> [Assigned task] Filter the listing below, keeping only the lines with the word "GreenLeaf".

> [Input records]
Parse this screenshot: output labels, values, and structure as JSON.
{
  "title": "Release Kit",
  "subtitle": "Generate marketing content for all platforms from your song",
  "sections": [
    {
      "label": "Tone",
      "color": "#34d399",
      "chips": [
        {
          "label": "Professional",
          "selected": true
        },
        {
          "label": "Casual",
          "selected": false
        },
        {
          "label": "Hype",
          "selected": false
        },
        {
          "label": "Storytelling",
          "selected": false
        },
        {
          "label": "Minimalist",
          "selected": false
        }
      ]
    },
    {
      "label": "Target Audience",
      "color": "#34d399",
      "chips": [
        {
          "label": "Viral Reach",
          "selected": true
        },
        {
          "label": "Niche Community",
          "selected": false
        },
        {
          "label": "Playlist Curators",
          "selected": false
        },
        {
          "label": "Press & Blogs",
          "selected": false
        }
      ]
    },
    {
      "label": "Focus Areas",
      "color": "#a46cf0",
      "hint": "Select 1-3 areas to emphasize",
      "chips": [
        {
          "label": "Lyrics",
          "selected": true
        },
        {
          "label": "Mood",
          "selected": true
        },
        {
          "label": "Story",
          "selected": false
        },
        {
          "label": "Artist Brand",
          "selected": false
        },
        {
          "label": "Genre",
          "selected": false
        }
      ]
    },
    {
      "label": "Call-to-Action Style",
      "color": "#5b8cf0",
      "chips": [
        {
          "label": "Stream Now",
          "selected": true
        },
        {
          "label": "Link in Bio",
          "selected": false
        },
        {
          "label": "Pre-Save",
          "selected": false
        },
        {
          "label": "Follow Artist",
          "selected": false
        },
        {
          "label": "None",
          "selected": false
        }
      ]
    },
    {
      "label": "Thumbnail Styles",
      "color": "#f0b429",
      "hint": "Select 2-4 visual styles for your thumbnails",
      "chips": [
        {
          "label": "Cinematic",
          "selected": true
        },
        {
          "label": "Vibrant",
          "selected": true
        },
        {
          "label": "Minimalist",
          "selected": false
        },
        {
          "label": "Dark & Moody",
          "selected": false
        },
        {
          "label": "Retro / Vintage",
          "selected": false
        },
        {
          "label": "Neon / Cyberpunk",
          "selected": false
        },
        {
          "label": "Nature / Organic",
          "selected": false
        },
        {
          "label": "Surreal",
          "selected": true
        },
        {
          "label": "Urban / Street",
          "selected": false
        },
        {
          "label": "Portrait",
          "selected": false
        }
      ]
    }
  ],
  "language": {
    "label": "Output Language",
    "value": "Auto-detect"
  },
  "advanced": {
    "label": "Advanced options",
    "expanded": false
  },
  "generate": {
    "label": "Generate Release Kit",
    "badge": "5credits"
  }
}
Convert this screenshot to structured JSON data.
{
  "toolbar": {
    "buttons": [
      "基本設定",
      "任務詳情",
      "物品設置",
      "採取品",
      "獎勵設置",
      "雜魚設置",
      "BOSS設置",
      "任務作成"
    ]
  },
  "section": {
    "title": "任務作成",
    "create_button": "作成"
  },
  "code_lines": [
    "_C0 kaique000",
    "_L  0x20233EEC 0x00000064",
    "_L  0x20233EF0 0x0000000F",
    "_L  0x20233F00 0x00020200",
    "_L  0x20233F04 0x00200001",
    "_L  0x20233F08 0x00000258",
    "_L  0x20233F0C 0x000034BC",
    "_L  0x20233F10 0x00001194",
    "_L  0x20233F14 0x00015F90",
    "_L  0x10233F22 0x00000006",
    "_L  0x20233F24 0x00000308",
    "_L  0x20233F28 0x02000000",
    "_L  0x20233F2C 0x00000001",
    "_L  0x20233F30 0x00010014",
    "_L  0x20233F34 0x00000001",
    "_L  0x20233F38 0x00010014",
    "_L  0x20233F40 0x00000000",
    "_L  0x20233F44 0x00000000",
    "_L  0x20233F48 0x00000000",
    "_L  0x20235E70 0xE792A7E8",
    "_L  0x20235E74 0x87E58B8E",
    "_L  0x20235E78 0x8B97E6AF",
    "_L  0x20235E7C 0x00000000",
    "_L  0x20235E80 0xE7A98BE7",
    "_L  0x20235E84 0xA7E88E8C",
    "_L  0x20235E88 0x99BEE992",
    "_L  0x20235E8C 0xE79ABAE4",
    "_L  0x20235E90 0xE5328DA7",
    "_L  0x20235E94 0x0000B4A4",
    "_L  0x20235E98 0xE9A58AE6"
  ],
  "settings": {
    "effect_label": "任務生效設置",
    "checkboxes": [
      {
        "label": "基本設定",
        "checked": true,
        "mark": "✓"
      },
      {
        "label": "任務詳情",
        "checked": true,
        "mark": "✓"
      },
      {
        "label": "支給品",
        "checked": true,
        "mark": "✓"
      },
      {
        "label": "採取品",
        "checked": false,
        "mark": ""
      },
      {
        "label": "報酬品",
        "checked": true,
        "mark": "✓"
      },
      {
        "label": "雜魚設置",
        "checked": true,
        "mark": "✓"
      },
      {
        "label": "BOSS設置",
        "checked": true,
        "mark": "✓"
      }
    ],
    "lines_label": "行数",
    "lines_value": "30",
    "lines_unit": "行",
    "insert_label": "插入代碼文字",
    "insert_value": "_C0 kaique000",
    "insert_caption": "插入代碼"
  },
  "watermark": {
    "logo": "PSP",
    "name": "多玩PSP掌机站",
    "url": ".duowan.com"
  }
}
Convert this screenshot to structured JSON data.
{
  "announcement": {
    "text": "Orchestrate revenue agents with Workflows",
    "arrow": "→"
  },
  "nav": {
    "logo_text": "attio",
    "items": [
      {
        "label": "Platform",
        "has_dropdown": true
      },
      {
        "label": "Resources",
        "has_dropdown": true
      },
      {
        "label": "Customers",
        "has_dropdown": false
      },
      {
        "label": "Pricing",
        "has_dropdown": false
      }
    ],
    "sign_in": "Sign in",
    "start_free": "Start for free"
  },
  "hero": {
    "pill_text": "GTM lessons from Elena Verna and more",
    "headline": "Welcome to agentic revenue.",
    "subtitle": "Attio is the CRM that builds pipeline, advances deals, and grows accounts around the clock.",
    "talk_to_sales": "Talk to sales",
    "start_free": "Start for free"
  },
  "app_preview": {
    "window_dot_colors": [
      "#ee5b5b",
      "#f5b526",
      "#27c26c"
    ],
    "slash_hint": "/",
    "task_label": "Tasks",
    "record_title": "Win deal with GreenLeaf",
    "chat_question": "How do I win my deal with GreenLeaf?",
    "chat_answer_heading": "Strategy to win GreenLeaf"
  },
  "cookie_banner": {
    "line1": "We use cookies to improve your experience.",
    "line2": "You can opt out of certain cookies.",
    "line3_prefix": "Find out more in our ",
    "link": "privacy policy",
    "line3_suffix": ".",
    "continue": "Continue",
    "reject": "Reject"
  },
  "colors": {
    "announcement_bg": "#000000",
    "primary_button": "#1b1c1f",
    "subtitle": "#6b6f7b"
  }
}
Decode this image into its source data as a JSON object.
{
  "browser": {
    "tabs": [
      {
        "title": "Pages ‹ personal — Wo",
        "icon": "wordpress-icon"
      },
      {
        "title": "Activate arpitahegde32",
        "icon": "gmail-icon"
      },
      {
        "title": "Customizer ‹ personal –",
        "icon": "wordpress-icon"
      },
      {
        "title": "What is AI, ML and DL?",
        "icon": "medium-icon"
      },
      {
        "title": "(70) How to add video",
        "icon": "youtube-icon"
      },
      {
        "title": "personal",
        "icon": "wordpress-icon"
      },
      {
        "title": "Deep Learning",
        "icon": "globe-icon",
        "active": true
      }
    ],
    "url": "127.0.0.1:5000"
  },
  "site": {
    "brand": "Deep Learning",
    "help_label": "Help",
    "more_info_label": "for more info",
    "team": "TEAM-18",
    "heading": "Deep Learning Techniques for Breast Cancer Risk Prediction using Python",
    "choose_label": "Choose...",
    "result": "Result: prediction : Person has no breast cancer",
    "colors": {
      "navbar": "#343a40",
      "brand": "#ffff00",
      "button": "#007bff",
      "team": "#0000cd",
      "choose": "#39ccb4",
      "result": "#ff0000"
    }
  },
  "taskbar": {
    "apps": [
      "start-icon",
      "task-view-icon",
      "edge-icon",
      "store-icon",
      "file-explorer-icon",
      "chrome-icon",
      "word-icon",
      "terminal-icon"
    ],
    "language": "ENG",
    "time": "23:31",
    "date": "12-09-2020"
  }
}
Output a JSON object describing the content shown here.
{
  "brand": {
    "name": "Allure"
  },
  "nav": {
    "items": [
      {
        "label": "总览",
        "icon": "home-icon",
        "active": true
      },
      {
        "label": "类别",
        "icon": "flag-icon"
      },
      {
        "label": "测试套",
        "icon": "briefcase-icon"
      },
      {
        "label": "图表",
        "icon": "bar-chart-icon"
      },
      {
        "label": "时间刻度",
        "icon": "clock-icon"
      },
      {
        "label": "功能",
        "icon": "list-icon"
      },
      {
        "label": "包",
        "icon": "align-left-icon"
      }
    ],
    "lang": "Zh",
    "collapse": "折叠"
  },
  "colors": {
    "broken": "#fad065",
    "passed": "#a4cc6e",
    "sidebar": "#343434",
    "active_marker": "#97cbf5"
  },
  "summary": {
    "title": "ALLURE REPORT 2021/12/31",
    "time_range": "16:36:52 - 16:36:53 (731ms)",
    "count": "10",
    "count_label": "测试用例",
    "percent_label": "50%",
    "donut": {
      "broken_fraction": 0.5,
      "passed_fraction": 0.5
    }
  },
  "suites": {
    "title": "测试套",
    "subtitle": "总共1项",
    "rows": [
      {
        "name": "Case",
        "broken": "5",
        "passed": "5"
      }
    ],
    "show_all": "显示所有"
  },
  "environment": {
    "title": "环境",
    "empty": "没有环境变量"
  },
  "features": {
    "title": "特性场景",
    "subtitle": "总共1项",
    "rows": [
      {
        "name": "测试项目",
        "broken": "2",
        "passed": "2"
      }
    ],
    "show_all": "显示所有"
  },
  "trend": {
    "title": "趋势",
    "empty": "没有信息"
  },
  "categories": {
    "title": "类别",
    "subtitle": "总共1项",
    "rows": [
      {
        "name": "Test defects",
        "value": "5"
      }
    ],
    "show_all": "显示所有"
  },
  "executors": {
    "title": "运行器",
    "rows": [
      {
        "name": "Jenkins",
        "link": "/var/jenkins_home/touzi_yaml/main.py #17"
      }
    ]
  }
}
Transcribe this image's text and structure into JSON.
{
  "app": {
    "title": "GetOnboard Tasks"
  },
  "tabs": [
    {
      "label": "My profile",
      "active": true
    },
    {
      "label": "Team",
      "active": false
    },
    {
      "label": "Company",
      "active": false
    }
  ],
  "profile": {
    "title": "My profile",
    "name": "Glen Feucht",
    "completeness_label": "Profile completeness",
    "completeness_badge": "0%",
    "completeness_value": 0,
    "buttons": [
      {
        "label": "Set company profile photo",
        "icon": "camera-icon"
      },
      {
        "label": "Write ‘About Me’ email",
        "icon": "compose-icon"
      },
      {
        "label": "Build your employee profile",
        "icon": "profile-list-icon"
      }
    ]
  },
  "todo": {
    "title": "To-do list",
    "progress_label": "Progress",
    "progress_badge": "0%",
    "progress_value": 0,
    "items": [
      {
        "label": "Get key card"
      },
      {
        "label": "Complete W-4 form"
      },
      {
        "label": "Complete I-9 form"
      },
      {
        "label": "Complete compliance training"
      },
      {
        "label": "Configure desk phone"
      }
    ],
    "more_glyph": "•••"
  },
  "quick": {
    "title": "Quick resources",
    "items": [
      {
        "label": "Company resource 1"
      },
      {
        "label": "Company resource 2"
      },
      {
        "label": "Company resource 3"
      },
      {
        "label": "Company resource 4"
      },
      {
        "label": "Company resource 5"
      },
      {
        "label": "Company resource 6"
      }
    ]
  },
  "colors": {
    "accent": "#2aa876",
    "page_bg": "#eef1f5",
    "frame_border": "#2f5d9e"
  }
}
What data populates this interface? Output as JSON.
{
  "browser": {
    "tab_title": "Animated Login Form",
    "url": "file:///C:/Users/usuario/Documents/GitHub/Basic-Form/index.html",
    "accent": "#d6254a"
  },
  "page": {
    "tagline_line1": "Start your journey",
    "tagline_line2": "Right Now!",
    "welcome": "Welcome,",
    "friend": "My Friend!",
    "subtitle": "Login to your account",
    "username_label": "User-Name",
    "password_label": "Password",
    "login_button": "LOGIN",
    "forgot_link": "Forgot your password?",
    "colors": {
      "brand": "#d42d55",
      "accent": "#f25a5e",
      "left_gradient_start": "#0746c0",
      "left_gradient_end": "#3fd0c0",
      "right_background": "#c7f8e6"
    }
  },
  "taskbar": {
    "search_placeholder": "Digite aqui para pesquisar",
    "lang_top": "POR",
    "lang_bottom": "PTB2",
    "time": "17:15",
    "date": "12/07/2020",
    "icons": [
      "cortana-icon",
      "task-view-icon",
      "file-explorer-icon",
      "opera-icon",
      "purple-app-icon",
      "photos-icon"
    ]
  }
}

> [Answer to the problem]
    "record_title": "Win deal with GreenLeaf",
    "chat_question": "How do I win my deal with GreenLeaf?",
    "chat_answer_heading": "Strategy to win GreenLeaf"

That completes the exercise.